“Don’t worry, that conversation concerned a matter a lot more complicated than such an happenstance. And he had to admit he was wrong. If he could understand why I killed Aerys, he will listen to people telling him killing you would be idiotic.”
Greyjoy, thankfully, doesn’t press on Aerys.
“Fine,” he says, “but how do you do it?”
Jaime shrugs. “I realized I was a lot better off here. For a lot of reasons. I can’t say which, but they were plenty good ones. I hadn’t seen my father or my sister in years and I hadn’t realized how better off I was for it until I saw them again. I miss my brother, but at some point he’ll be able to visit, I hope. You’ve got to put yourself first and the only question you should ask yourself is, where do you feel better off? Here or there?”
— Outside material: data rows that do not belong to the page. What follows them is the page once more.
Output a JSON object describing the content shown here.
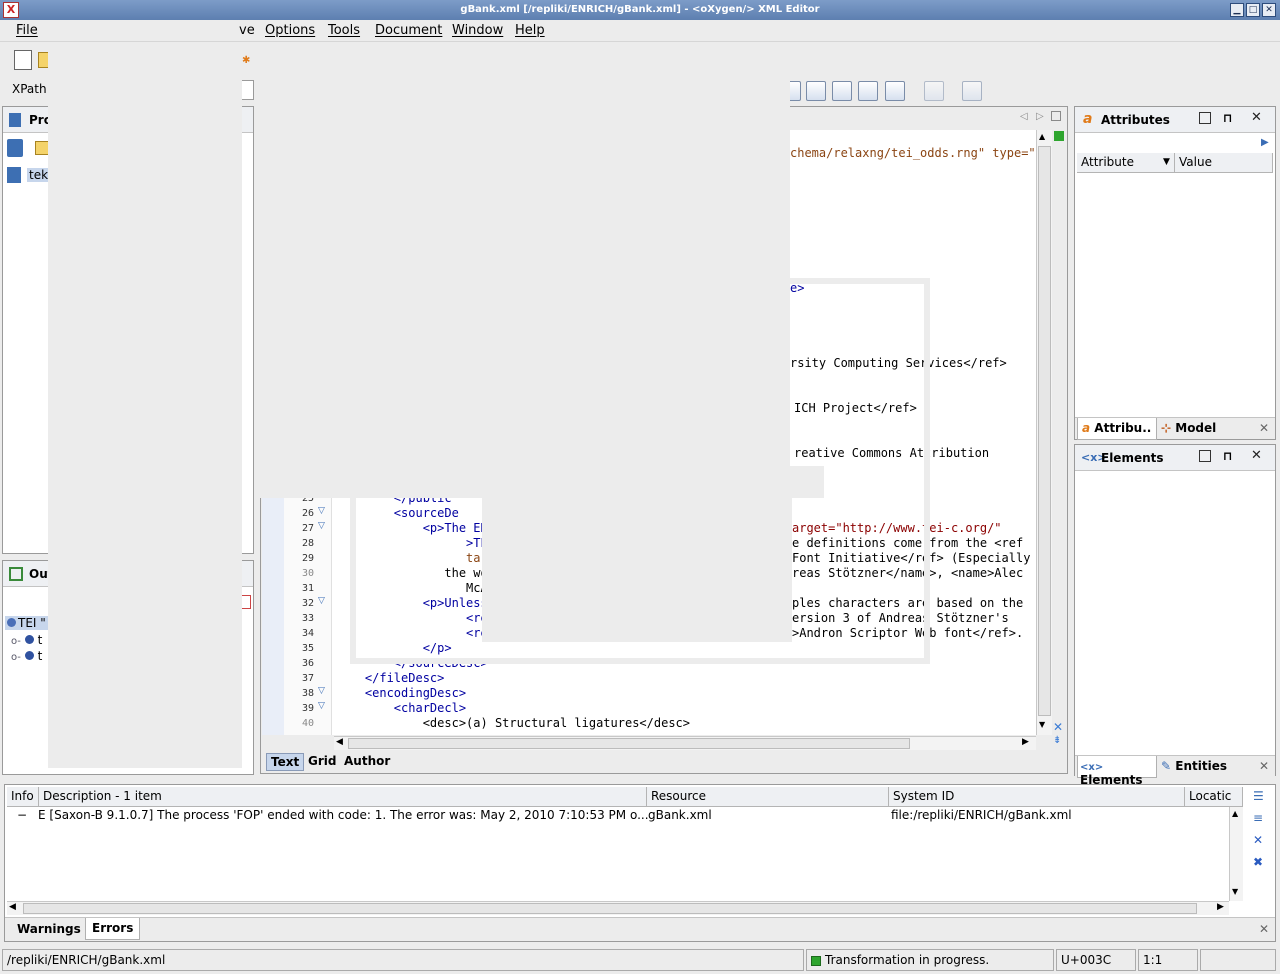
{
  "window": {
    "title": "gBank.xml [/repliki/ENRICH/gBank.xml] - <oXygen/> XML Editor",
    "minimize": "▁",
    "maximize": "□",
    "close": "✕"
  },
  "menu": {
    "file": "File",
    "partial": "ve",
    "options": "Options",
    "tools": "Tools",
    "document": "Document",
    "window": "Window",
    "help": "Help"
  },
  "xpath": {
    "label": "XPath"
  },
  "project": {
    "title": "Pro",
    "item": "teks"
  },
  "outline": {
    "title": "Out",
    "root": "TEI \"",
    "children": [
      "t",
      "t"
    ]
  },
  "editor": {
    "visible_lines_top": [
      {
        "text": "chema/relaxng/tei_odds.rng\" type=\"xr"
      },
      {
        "text": "e>"
      },
      {
        "text": "rsity Computing Services</ref>"
      },
      {
        "text": "ICH Project</ref>"
      },
      {
        "text": "reative Commons Attribution"
      }
    ],
    "lines": [
      {
        "num": "25",
        "fold": false,
        "code": "        </public"
      },
      {
        "num": "26",
        "fold": true,
        "code": "        <sourceDe"
      },
      {
        "num": "27",
        "fold": true,
        "code": "            <p>The ENR"
      },
      {
        "num": "28",
        "fold": false,
        "code": "                  >TEI"
      },
      {
        "num": "29",
        "fold": false,
        "code": "                  targ"
      },
      {
        "num": "30",
        "fold": false,
        "code": "               the wor"
      },
      {
        "num": "31",
        "fold": false,
        "code": "                  McA"
      },
      {
        "num": "32",
        "fold": true,
        "code": "            <p>Unless"
      },
      {
        "num": "33",
        "fold": false,
        "code": "                  <ref"
      },
      {
        "num": "34",
        "fold": false,
        "code": "                  <ref"
      },
      {
        "num": "35",
        "fold": false,
        "code": "            </p>"
      },
      {
        "num": "36",
        "fold": false,
        "code": "        </sourceDesc>"
      },
      {
        "num": "37",
        "fold": false,
        "code": "    </fileDesc>"
      },
      {
        "num": "38",
        "fold": true,
        "code": "    <encodingDesc>"
      },
      {
        "num": "39",
        "fold": true,
        "code": "        <charDecl>"
      },
      {
        "num": "40",
        "fold": false,
        "code": "            <desc>(a) Structural ligatures</desc>"
      }
    ],
    "right_lines": [
      "arget=\"http://www.tei-c.org/\"",
      "e definitions come from the <ref",
      "Font Initiative</ref> (Especially",
      "reas Stötzner</name>, <name>Alec",
      "",
      "ples characters are based on the",
      "ersion 3 of Andreas Stötzner's",
      ">Andron Scriptor Web font</ref>."
    ],
    "tabs": {
      "text": "Text",
      "grid": "Grid",
      "author": "Author"
    }
  },
  "attributes_panel": {
    "title": "Attributes",
    "col_attribute": "Attribute",
    "col_value": "Value",
    "tab1": "Attribu..",
    "tab2": "Model"
  },
  "elements_panel": {
    "title": "Elements",
    "tab1": "Elements",
    "tab2": "Entities"
  },
  "results": {
    "headers": {
      "info": "Info",
      "description": "Description - 1 item",
      "resource": "Resource",
      "system_id": "System ID",
      "location": "Locatic"
    },
    "row": {
      "info": "−",
      "description": "E [Saxon-B 9.1.0.7] The process 'FOP' ended with code: 1. The error was: May 2, 2010 7:10:53 PM o...",
      "resource": "gBank.xml",
      "system_id": "file:/repliki/ENRICH/gBank.xml"
    },
    "tabs": {
      "warnings": "Warnings",
      "errors": "Errors"
    }
  },
  "status": {
    "path": "/repliki/ENRICH/gBank.xml",
    "transform": "Transformation in progress.",
    "unicode": "U+003C",
    "position": "1:1"
  },
  "colors": {
    "title_bar": "#6d8ebe",
    "tag": "#0000a0",
    "attr": "#8b4513",
    "status_green": "#2ea52e"
  }
}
Greyjoy laughs, but it’s so bitter it’s barely even one. “If only it was that easy. Neither.”
“Now that might be a problem,” Jaime says, standing up and leaning against the tree.
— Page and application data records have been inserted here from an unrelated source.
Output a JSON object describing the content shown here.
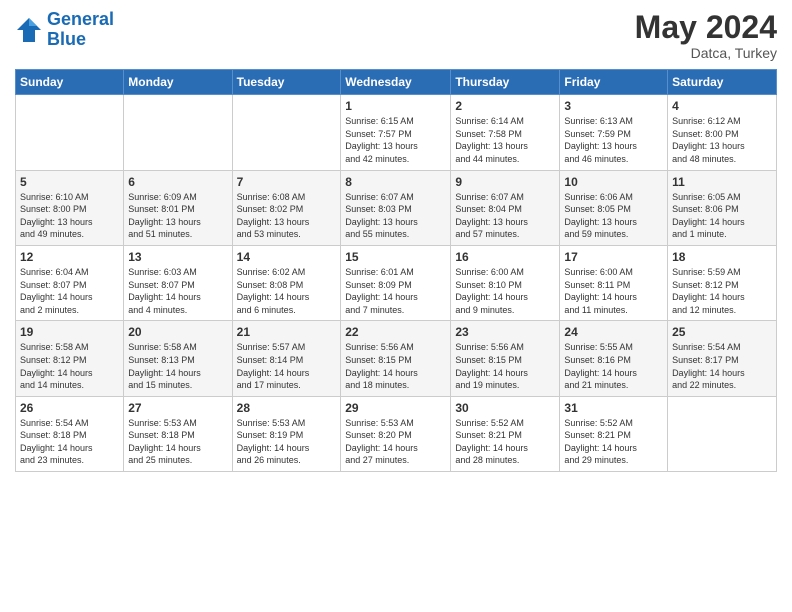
{
  "logo": {
    "line1": "General",
    "line2": "Blue"
  },
  "title": "May 2024",
  "subtitle": "Datca, Turkey",
  "days_of_week": [
    "Sunday",
    "Monday",
    "Tuesday",
    "Wednesday",
    "Thursday",
    "Friday",
    "Saturday"
  ],
  "weeks": [
    [
      {
        "num": "",
        "info": ""
      },
      {
        "num": "",
        "info": ""
      },
      {
        "num": "",
        "info": ""
      },
      {
        "num": "1",
        "info": "Sunrise: 6:15 AM\nSunset: 7:57 PM\nDaylight: 13 hours\nand 42 minutes."
      },
      {
        "num": "2",
        "info": "Sunrise: 6:14 AM\nSunset: 7:58 PM\nDaylight: 13 hours\nand 44 minutes."
      },
      {
        "num": "3",
        "info": "Sunrise: 6:13 AM\nSunset: 7:59 PM\nDaylight: 13 hours\nand 46 minutes."
      },
      {
        "num": "4",
        "info": "Sunrise: 6:12 AM\nSunset: 8:00 PM\nDaylight: 13 hours\nand 48 minutes."
      }
    ],
    [
      {
        "num": "5",
        "info": "Sunrise: 6:10 AM\nSunset: 8:00 PM\nDaylight: 13 hours\nand 49 minutes."
      },
      {
        "num": "6",
        "info": "Sunrise: 6:09 AM\nSunset: 8:01 PM\nDaylight: 13 hours\nand 51 minutes."
      },
      {
        "num": "7",
        "info": "Sunrise: 6:08 AM\nSunset: 8:02 PM\nDaylight: 13 hours\nand 53 minutes."
      },
      {
        "num": "8",
        "info": "Sunrise: 6:07 AM\nSunset: 8:03 PM\nDaylight: 13 hours\nand 55 minutes."
      },
      {
        "num": "9",
        "info": "Sunrise: 6:07 AM\nSunset: 8:04 PM\nDaylight: 13 hours\nand 57 minutes."
      },
      {
        "num": "10",
        "info": "Sunrise: 6:06 AM\nSunset: 8:05 PM\nDaylight: 13 hours\nand 59 minutes."
      },
      {
        "num": "11",
        "info": "Sunrise: 6:05 AM\nSunset: 8:06 PM\nDaylight: 14 hours\nand 1 minute."
      }
    ],
    [
      {
        "num": "12",
        "info": "Sunrise: 6:04 AM\nSunset: 8:07 PM\nDaylight: 14 hours\nand 2 minutes."
      },
      {
        "num": "13",
        "info": "Sunrise: 6:03 AM\nSunset: 8:07 PM\nDaylight: 14 hours\nand 4 minutes."
      },
      {
        "num": "14",
        "info": "Sunrise: 6:02 AM\nSunset: 8:08 PM\nDaylight: 14 hours\nand 6 minutes."
      },
      {
        "num": "15",
        "info": "Sunrise: 6:01 AM\nSunset: 8:09 PM\nDaylight: 14 hours\nand 7 minutes."
      },
      {
        "num": "16",
        "info": "Sunrise: 6:00 AM\nSunset: 8:10 PM\nDaylight: 14 hours\nand 9 minutes."
      },
      {
        "num": "17",
        "info": "Sunrise: 6:00 AM\nSunset: 8:11 PM\nDaylight: 14 hours\nand 11 minutes."
      },
      {
        "num": "18",
        "info": "Sunrise: 5:59 AM\nSunset: 8:12 PM\nDaylight: 14 hours\nand 12 minutes."
      }
    ],
    [
      {
        "num": "19",
        "info": "Sunrise: 5:58 AM\nSunset: 8:12 PM\nDaylight: 14 hours\nand 14 minutes."
      },
      {
        "num": "20",
        "info": "Sunrise: 5:58 AM\nSunset: 8:13 PM\nDaylight: 14 hours\nand 15 minutes."
      },
      {
        "num": "21",
        "info": "Sunrise: 5:57 AM\nSunset: 8:14 PM\nDaylight: 14 hours\nand 17 minutes."
      },
      {
        "num": "22",
        "info": "Sunrise: 5:56 AM\nSunset: 8:15 PM\nDaylight: 14 hours\nand 18 minutes."
      },
      {
        "num": "23",
        "info": "Sunrise: 5:56 AM\nSunset: 8:15 PM\nDaylight: 14 hours\nand 19 minutes."
      },
      {
        "num": "24",
        "info": "Sunrise: 5:55 AM\nSunset: 8:16 PM\nDaylight: 14 hours\nand 21 minutes."
      },
      {
        "num": "25",
        "info": "Sunrise: 5:54 AM\nSunset: 8:17 PM\nDaylight: 14 hours\nand 22 minutes."
      }
    ],
    [
      {
        "num": "26",
        "info": "Sunrise: 5:54 AM\nSunset: 8:18 PM\nDaylight: 14 hours\nand 23 minutes."
      },
      {
        "num": "27",
        "info": "Sunrise: 5:53 AM\nSunset: 8:18 PM\nDaylight: 14 hours\nand 25 minutes."
      },
      {
        "num": "28",
        "info": "Sunrise: 5:53 AM\nSunset: 8:19 PM\nDaylight: 14 hours\nand 26 minutes."
      },
      {
        "num": "29",
        "info": "Sunrise: 5:53 AM\nSunset: 8:20 PM\nDaylight: 14 hours\nand 27 minutes."
      },
      {
        "num": "30",
        "info": "Sunrise: 5:52 AM\nSunset: 8:21 PM\nDaylight: 14 hours\nand 28 minutes."
      },
      {
        "num": "31",
        "info": "Sunrise: 5:52 AM\nSunset: 8:21 PM\nDaylight: 14 hours\nand 29 minutes."
      },
      {
        "num": "",
        "info": ""
      }
    ]
  ]
}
“It wasn’t that great on Pyke except for a couple of people, I suppose. And it’s not that great here except for Robb, and Jon somehow, too, I guess.”
“Who you like to be with best is also a very valid question. Ask yourself that,” Jaime sighs, thinking that he does miss Tyrion like a limb sometimes and maybe he should ask Catelyn if she can convince her husband to let him visit at some point, even if he’s halfway sure his father wouldn’t let him.
Neither of them says anything else, but Jaime had a feeling the conversation was closed.
Still, when he glances at Robb and Theon the next day while breaking their fast, he sees that Theon’s looking at Robb without the residual guarded look he always has had since he arrived here.
Look at me, he thinks, what has my life even become.
And then, at some point, of course someone would have informed both Robb and Jon that he actually, well, killed a king. Specifically, the king who killed their grandfather and uncle. Theon Greyjoy probably knew already but never said a thing, Jaime figures because he had noticed no one seems to hate him for it.
To their credit, though, neither of them looks betrayed or anything – maybe Ned Stark did really learn a lesson when it comes to not making your kids think honor is the beginning and ending of someone’s world.
“Why did you do it?” Robb asks him, and he doesn’t sound too judgmental. Just… curious? Jon’s face is kind of unreadable, but Jaime figures he’ll deal with one problem at a time.
Jaime considers lying, then decides that no, it’s not worth it. After all, the tide turned when he told Catelyn the truth, didn’t it?
“He was a horrible man,” he starts. “He – he hurt his wife. He hurt everyone he came in contact with.”
“He killed Uncle Brandon, too, didn’t he?” Robb asks.
“That, too. I – I was there. It wasn’t something I relish thinking about. Anyhow, at the end of the Rebellion, he was about to order a few trusted men to burn all of King’s Landing with wildfire.”
Jon and Robb’s faces turn utterly horrified. Greyjoy, in the background, looks disgusted.
“I – it was either that or everyone else would have died.”
“But why doesn’t anyone know?” Robb presses. “It’s – Maester Luwin says the entire realm thinks you an oathbreaker, that’s not fair!”
Jaime snorts. “I don’t care what the realm thinks. Or what’s fair. I’m fine where I am, honestly, but – you wanted to know why I did it. That’s why I did it. If everyone else thinks me an oathbreaker for it, I cannot really care less. Just, sometimes you can’t value oaths higher than real people.”
Robb nods forcefully and says that it sounds obvious. Jon says nothing, but later he tells him that he imagines it must have taken a lot of courage and he hopes he could have half of it one day.
If only you knew, Jaime thinks, and resolutely does not wipe at his eyes before telling Jon to go to sleep already, it’s late.
If only it could be that easy explaining it to anyone else, but – he also hasn’t seen Aerys in his dreams for a very long time.
He likes to think he’s over it.
Time passes. Nothing of import happens except that Ser Rodrik obviously doesn’t approve of Jaime teaching both his pupils dirty tricks. Catelyn and Ned seem to have indeed the most successful marriage in Westeros, given that they’re at the fourth child.
And then Ned gets a raven from Tarth.